As part of Microsoft's Internet blitz, MSN will be positioned as a gateway to the Internet. MSN mainly will repackage Internet content for subscribers while offering easy connections to the Internet.
Microsoft is steering away from its early plan to put exclusive content on the service and share revenues with content providers, who increasingly prefer to be directly on the World Wide Web.
"The Internet is exploding, and we want to participate in [that] larger market," said Bill Miller, MSN director of marketing.
Microsoft in the first quarter will begin an MSN direct-response and print campaign from Anderson & Lembke, San Francisco.
MSN has grown to 600,000 subscribers since its August launch.
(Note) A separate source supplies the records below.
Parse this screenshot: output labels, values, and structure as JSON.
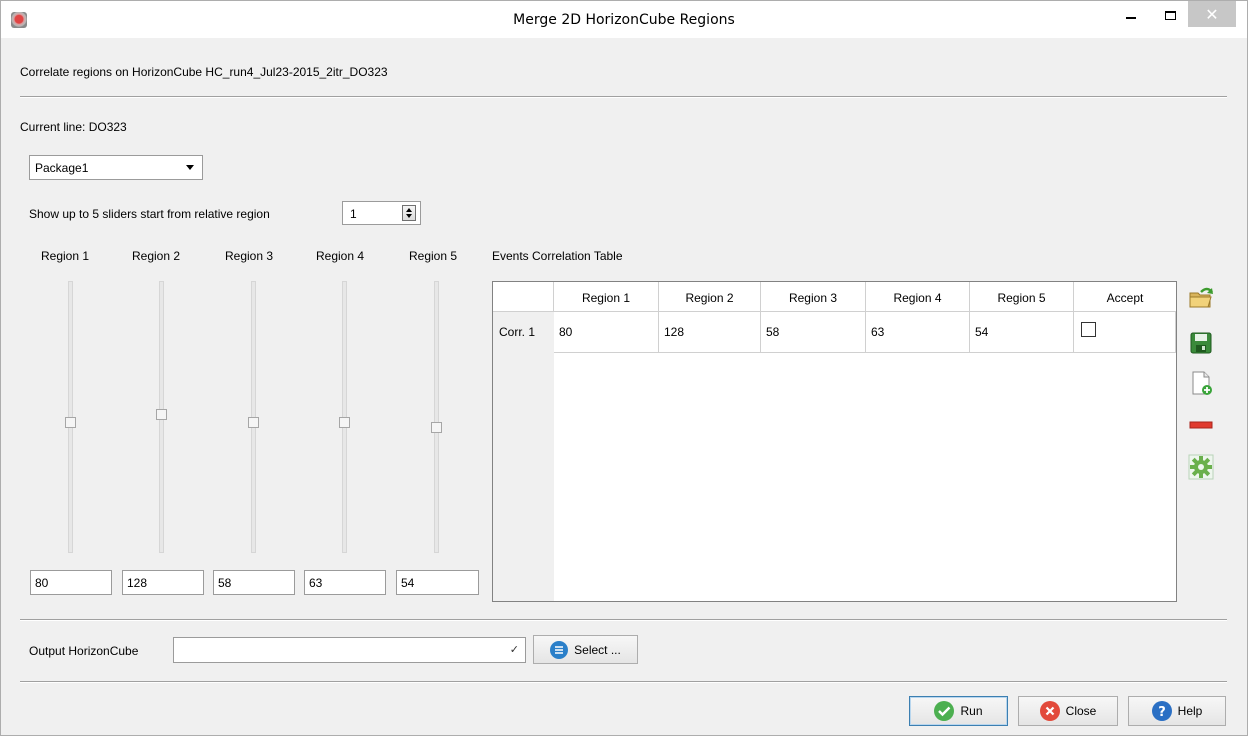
{
  "window": {
    "title": "Merge 2D HorizonCube Regions",
    "close_glyph": "✕"
  },
  "header": {
    "description": "Correlate regions on HorizonCube HC_run4_Jul23-2015_2itr_DO323",
    "current_line": "Current line: DO323"
  },
  "package_select": {
    "value": "Package1"
  },
  "slider_controls": {
    "label": "Show up to 5 sliders start from relative region",
    "start_value": "1"
  },
  "sliders": [
    {
      "label": "Region 1",
      "value": "80",
      "level": 0.52
    },
    {
      "label": "Region 2",
      "value": "128",
      "level": 0.49
    },
    {
      "label": "Region 3",
      "value": "58",
      "level": 0.52
    },
    {
      "label": "Region 4",
      "value": "63",
      "level": 0.52
    },
    {
      "label": "Region 5",
      "value": "54",
      "level": 0.54
    }
  ],
  "table": {
    "title": "Events Correlation Table",
    "columns": [
      "Region 1",
      "Region 2",
      "Region 3",
      "Region 4",
      "Region 5",
      "Accept"
    ],
    "rows": [
      {
        "label": "Corr. 1",
        "values": [
          "80",
          "128",
          "58",
          "63",
          "54"
        ],
        "accept": false
      }
    ]
  },
  "toolbar": {
    "icons": [
      "open-folder-icon",
      "save-icon",
      "new-document-icon",
      "remove-icon",
      "settings-gear-icon"
    ]
  },
  "output": {
    "label": "Output HorizonCube",
    "value": "",
    "select_label": "Select ..."
  },
  "buttons": {
    "run": "Run",
    "close": "Close",
    "help": "Help"
  },
  "colors": {
    "accent": "#3c7fb1",
    "run_green": "#4caf50",
    "close_red": "#e24a3b",
    "help_blue": "#2a6fc4",
    "remove_red": "#e03a2e"
  }
}
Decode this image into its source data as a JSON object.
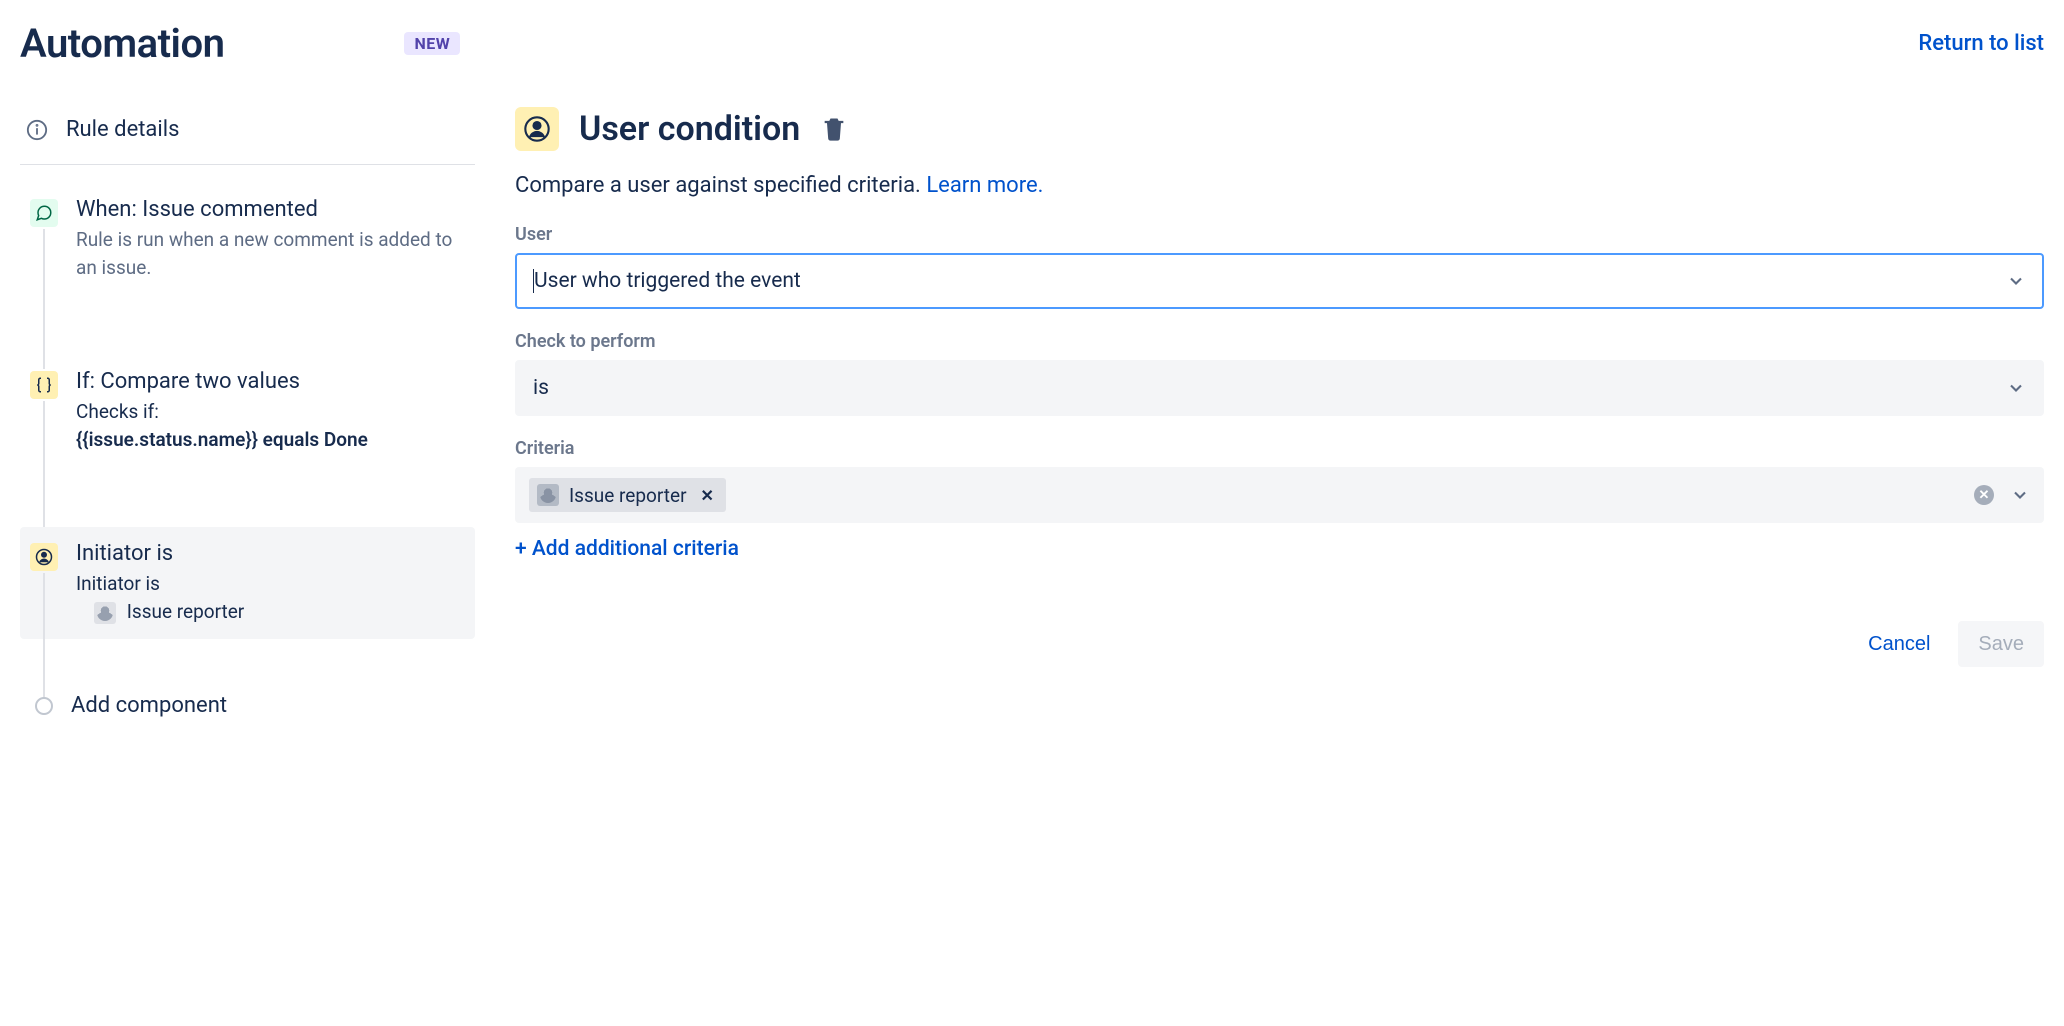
{
  "header": {
    "title": "Automation",
    "badge": "NEW",
    "return_link": "Return to list"
  },
  "sidebar": {
    "rule_details": "Rule details",
    "items": [
      {
        "title": "When: Issue commented",
        "desc": "Rule is run when a new comment is added to an issue."
      },
      {
        "title": "If: Compare two values",
        "desc_line1": "Checks if:",
        "desc_line2": "{{issue.status.name}} equals Done"
      },
      {
        "title": "Initiator is",
        "desc_line1": "Initiator is",
        "desc_chip": "Issue reporter"
      }
    ],
    "add_component": "Add component"
  },
  "main": {
    "title": "User condition",
    "desc_text": "Compare a user against specified criteria. ",
    "learn_more": "Learn more.",
    "user_label": "User",
    "user_value": "User who triggered the event",
    "check_label": "Check to perform",
    "check_value": "is",
    "criteria_label": "Criteria",
    "criteria_chip": "Issue reporter",
    "add_criteria": "+ Add additional criteria",
    "cancel": "Cancel",
    "save": "Save"
  }
}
Critics fault the service for being slow and having limited content compared with rivals like America Online; MSN is working on speed, and the Internet focus greatly enhances the content. Unlike Apple Computer's tiny eWorld, which is shifting to a free Web service, Microsoft thinks customers will pay for MSN because of the way it packages and bundles Web content.
Microsoft is still tinkering with advertising. But it will offer ads both on MSN and on http://www.msn.com, a free site Microsoft is positioning as the ultimate home page for the masses to start their Internet explorations.